Wednesday, 26 December 2012

Off to Starbucks for a Coffee

Starbucks didn't do themselves any favours in front of the Commons (UK's most important parliamentary chamber) select committee investigating low levels of Corporation Tax.  Like most taxes, CT is avoidable if you know how.  Most large multinationals with multiple overseas operations attempt to minimise their liability in individual countries (a) to simplify the recovery of tax through the patchy double tax agreements that exist and (b) to ensure, as far as possible that their investors do not suffer tax twice on any given income stream.

The system varies from country to country but in essence any company is liable in their home economy for tax on their earnings.  That tax will form the basis of a credit against the shareholders' liability for tax usually at a basic rate.  The shareholder only becomes liable for tax on their dividends in excess of that basic rate.  So, in the UK, a higher rate tax payer would only pay tax on their dividends at the difference between the basic rate and the prevailing higher rate of tax.   In effect, corporation tax is a payment of tax on an earnings stream in advance for the shareholder.  So, the tax gets paid somewhere.

If a US company, operating in the UK, pays CT here it can claim that CT payment against its US liability through the prevailing double tax agreement.  The problem with this system is that Starbucks, trades in a very large number of countries.  To avoid the problem of having to reclaim under the double tax rules in every country it tries to minimise its liability in each country but, make no mistake, ultimately the tax will be paid.

So why, giving that proportionately the UK benefits from the way the system works more than virtually any country in the world, are British politicians getting into such a lather about Starbucks, amazon, google and all the rest?   Three possible reasons: (i) they are simply ignorant (highly likely) or (ii) they are endeavouring to find a scapegoat for the country's ills or my favourite - both.


Investor88 said...

Bob - I agree with your reasoning as to why this has become a big issue - the scapegoat and ignorance arguments are valid. The number of times 'sales' are referred to in the same sentence as corporation tax is particularly irritating.

It is important to point out however that double tax relief really isnt the issue with the companies you have mentioned. Most double tax regimes are favourable these days and allow a company full relief on the tax it has suffered abroad. The issue is more to do with WHERE the corporation tax is suffered. If a company has significant operations in the UK - should it not be paying its 'fair share' of UK CT. Although the companies in question will suffer the tax somewhere, it is often in a tax haven. The UK exchequer loses out on the cash.

Another key point to note is that UK SMEs which sell similar products/offer similar services are unable to structure their tax affairs in such a favourable way - simply because they arent multinationals.

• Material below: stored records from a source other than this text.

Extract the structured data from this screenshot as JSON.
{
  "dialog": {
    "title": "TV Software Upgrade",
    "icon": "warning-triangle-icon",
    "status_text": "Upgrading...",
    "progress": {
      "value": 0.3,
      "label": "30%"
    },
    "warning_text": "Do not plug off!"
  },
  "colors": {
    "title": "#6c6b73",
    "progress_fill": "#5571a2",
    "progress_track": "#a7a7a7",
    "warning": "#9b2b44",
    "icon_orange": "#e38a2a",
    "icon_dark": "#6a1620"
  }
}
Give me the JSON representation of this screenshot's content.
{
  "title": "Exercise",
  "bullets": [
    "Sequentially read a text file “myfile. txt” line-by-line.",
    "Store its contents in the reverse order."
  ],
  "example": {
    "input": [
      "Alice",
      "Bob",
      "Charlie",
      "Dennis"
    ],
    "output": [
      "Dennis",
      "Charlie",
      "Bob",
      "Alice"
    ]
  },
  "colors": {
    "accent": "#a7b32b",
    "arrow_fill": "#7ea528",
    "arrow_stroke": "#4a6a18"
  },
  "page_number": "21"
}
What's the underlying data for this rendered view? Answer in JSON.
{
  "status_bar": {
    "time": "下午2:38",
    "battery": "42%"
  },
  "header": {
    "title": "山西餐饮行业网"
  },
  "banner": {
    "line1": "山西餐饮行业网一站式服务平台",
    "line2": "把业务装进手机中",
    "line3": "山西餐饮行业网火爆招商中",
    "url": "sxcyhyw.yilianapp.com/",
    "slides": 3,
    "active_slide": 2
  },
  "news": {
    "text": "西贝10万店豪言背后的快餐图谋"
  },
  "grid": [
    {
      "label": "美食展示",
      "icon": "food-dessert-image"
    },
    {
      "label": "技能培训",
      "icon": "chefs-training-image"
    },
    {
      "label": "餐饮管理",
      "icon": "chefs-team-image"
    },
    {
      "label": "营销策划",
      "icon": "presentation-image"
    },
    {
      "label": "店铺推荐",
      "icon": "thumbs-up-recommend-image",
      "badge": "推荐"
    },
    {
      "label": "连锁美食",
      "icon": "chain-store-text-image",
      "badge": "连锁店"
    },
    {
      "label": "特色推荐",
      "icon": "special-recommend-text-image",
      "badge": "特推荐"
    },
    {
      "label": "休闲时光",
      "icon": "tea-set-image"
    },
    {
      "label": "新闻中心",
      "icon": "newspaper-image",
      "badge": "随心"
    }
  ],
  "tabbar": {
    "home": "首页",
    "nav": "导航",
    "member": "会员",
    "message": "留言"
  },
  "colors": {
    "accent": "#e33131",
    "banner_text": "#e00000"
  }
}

They have to pay their CT in the UK. Is that fair? It then becomes a question of - do we need these multinationals in the UK or not? Surely if the demand for coffee (for example) was so high, and Starbucks was ousted from the UK, a UK coffee chain could grow to meet the demand - and pay the 'fair' amount of CT.

But of course, business isnt 'fair' and the morality argument is rather weak. What the big multinationals have done is perfectly reasonable from their perspective and it is LEGAL.

The cases do differ significantly however:

In the case of Starbucks the issue was with regards to the 'arm's length' nature of its royalty payments to corporations based in countries with favourable tax regimes (which is perfectly legal if executed correctly). HMRC are able to challenge the rate of royalties paid and have done so in the past.If the company is paying at a reasonably commercial rate then Starbucks have done nothing wrong.

With Amazon, the company operates from a server outside the UK and therefore doesnt have a taxable base in the UK - again this is perfectly reasonable and will become a frequent arrangement with alot of companies with the increased popularity of internet sales.

Google operates as an agency in the UK, obtaining a cut of the advertising commission google generates in the UK. In this case the intellectual property is held abroad (in Ireland) and it is the Irish company which invoices UK clients. Again, if HMRC believes that the UK agency isnt making a commercially acceptable profit from this arrangement and thereby not suffering enough CT then a transfer pricing adjustment may be imputed to uplift its profits for CT purposes.

It is clear that HMRC do have alot more power than what most people believe. It is also clear the Multinationals are able to adopt favourable tax arrangements purely by virtue of being able to operate internationally - and to in effect choose where they suffer the tax. But this is hardly a new story- multinationals have benefited from their internalisation for years - whether it be by employing people in countries with weak employment laws/ low labour costs or otherwise. I dont know why everyone is so surprised- and nothing will change unless the UK Corporation tax system is radically overhauled!

Professor Bob Ryan said...

Thanks for an excellent reply Investor 88. I don't actually think we differ much - if at all. You're right - the real argument is where the incidence of CT should fall. I take what I suppose is a rather old fashioned view that CT is a tax on an income stream accruing to the equity investor and after all other claims have been settled. In that sense it is where the shareholder is resident which is important rather than where the operating activity happens to be.

Anyway, thanks for commenting and as a matter of interest I have been reading 'Treasure Islands' by Nichlos Shaxson. Perhaps not a good idea if you happen to have a blood pressure problem but it does have some interesting historical insights that are worth a read